— Chris Landrum

To help our two local food pantries, St. Vincent Depaul and the Farmington Ministerial Alliance, our community has a yearly bake sale called Help the Hungry Bake Sale. The proceeds raised from this event help the pantries replenish their food supplies. The success of the bake sale is in large part to the donations from our community. “It’s a tradition…and its purpose is to feed the hungry,” states Debbie Bowling. The bake sale is full of homemade goodies, food, and crafts, there is also a silent and live auction. There were beautiful baskets filled with goodies ready for the taking. The live auction was a hit as well, people eagerly waited to grab at the opportunity to bid on their favorite items.

This year, in particular, the focus was on making the bake sale as safe as possible for people to come and shop while having fun. They had someone taking your temperature at the door and asked basic questions about your health. Masks were mandated, as that is our new norm, but if you didn’t have one, they had extras on hand. Each attendee was also asked to use hand sanitizer before entering the bake sale. There were several booths that had beautiful masks for sale with lots of festive holiday designs to choose from. The event was held on November 7th, at the Centene Center in Farmington, instead of the traditional location at St. Joseph Catholic School. This was to ensure that people would be able to properly social distance as much as possible.

The bake sale has been very successful at contributing to our community for over 15 years. This year, although a unique situation, was still able to raise over $97,742. For the second year, Farmington will also host an ice skating rink at Wilson Rozier Park beginning Thanksgiving night. Donations from that will also go towards Help the Hungry, which is expected to bring the grand total of donations to over $100,000. The organizer and founder of this charity is Chris Landrum. Chris says, “It has really grown…we have raised over $600,000… over the past 15 years.” Without the community this would not have grown into the success it has been for so long.

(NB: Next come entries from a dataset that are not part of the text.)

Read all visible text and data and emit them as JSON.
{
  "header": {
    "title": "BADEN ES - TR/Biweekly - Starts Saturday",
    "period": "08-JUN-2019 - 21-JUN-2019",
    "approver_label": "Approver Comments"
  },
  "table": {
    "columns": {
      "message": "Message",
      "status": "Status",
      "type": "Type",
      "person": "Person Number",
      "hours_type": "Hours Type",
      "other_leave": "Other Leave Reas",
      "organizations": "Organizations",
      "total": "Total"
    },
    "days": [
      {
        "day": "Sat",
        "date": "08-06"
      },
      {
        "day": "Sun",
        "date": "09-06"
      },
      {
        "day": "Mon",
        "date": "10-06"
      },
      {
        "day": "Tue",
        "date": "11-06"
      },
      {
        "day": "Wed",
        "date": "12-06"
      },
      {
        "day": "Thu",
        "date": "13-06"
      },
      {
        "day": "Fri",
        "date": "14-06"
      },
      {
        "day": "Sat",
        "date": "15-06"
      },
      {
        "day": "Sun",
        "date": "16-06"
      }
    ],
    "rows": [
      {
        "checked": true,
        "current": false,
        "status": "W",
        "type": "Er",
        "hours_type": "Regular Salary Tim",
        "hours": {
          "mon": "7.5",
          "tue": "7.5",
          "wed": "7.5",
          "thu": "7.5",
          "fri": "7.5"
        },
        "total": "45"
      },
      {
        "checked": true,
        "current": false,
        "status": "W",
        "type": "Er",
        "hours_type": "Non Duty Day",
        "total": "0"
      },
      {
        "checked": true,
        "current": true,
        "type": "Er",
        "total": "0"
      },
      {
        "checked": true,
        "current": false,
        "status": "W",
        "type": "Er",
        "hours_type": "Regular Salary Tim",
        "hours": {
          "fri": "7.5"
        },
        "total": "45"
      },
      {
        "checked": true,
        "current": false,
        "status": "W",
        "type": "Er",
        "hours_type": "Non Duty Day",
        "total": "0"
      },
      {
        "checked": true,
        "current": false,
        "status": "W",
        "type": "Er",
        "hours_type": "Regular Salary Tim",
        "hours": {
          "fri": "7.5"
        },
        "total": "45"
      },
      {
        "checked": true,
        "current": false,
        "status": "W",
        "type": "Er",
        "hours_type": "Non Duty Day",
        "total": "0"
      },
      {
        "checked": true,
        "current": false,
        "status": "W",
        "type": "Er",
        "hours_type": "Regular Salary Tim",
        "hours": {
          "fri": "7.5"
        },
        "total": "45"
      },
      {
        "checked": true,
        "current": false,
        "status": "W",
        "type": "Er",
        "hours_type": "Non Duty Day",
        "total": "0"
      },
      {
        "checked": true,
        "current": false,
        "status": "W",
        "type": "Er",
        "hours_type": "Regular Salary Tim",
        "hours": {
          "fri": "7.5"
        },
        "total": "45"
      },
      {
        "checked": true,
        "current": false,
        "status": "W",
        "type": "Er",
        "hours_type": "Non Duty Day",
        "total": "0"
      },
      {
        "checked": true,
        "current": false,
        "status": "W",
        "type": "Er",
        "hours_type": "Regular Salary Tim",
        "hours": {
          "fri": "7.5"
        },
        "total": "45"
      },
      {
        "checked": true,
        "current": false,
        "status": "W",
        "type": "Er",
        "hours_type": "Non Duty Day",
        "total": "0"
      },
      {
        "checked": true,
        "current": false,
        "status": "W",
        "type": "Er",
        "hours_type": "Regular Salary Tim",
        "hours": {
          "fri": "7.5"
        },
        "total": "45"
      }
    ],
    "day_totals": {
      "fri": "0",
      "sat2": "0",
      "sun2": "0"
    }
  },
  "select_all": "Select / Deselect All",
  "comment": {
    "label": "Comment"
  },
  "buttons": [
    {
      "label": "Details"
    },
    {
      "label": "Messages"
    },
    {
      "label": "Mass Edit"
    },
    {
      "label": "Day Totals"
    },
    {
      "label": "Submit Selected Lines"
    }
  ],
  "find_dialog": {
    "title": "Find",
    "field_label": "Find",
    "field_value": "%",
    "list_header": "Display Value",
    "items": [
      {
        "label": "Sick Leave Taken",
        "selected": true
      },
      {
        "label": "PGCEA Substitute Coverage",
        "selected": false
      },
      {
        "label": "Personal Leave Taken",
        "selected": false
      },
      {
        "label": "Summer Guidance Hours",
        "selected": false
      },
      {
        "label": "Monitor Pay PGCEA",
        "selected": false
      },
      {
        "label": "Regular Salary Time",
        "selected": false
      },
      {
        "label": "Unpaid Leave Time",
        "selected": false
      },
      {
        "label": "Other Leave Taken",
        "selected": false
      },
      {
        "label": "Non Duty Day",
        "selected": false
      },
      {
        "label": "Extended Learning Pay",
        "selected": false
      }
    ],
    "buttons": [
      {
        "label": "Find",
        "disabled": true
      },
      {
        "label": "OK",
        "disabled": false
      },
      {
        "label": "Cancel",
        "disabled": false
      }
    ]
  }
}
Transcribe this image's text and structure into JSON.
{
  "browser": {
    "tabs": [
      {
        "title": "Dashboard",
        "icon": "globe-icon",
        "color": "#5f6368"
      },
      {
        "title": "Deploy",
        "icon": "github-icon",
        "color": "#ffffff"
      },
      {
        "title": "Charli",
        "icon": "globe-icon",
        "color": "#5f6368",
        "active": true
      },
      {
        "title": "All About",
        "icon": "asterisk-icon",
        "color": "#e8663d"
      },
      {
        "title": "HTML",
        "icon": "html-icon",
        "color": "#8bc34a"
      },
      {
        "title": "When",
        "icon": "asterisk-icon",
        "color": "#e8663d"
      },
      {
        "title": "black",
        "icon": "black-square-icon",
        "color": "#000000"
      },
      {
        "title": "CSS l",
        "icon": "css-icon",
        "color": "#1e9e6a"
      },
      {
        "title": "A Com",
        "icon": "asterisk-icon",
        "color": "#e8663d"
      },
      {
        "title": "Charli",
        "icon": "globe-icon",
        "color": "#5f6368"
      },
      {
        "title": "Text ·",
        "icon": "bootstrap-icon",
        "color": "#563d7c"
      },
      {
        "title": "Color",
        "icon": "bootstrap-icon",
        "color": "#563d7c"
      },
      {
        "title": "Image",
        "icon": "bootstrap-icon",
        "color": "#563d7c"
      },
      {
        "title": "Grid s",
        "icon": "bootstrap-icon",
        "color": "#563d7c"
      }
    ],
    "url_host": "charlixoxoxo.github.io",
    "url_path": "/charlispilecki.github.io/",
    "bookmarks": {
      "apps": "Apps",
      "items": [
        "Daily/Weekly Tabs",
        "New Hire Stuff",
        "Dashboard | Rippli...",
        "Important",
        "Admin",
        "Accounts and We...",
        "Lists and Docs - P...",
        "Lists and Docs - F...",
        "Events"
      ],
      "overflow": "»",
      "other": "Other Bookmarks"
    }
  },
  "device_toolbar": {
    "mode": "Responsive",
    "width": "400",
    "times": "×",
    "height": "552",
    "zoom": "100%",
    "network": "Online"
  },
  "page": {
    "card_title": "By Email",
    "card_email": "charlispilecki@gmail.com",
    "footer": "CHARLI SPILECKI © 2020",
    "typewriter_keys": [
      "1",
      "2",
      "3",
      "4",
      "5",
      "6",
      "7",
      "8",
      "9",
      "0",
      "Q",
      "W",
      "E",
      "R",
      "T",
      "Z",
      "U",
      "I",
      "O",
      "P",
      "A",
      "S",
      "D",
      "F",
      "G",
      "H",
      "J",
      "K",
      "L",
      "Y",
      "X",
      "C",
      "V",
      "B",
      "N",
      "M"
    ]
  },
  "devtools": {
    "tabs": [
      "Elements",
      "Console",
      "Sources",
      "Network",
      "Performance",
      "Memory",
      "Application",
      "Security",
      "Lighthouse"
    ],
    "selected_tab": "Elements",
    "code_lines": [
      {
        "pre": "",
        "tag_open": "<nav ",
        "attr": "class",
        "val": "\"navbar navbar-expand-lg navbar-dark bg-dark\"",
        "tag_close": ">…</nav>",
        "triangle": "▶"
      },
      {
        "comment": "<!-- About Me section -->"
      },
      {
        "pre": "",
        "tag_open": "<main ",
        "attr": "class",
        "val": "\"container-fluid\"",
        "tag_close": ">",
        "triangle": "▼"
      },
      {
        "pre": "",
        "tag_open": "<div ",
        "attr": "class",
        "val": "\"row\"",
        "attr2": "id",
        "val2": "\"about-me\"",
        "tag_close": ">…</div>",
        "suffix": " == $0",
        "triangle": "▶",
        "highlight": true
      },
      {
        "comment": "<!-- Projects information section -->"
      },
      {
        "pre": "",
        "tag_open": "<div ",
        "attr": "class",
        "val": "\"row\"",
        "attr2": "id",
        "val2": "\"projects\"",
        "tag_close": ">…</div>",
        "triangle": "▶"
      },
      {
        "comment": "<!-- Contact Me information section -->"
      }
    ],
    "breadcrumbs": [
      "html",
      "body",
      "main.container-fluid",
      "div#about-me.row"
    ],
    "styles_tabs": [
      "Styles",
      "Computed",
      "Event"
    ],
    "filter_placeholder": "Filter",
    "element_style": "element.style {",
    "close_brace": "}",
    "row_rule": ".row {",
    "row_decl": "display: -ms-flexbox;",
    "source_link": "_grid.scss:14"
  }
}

The National Honor Society attended the bake sale and helped in the cafe, which offered various lunch items. Raelynn Wood, a senior at FHS said, “everyone is so willing to donate money and time…to help the community.” With any charitable event, success is not due to one person or group. It is truly a blessing for the community for so many people to open their hearts and donate their time, goodies, and money for the needy.

Alana Masters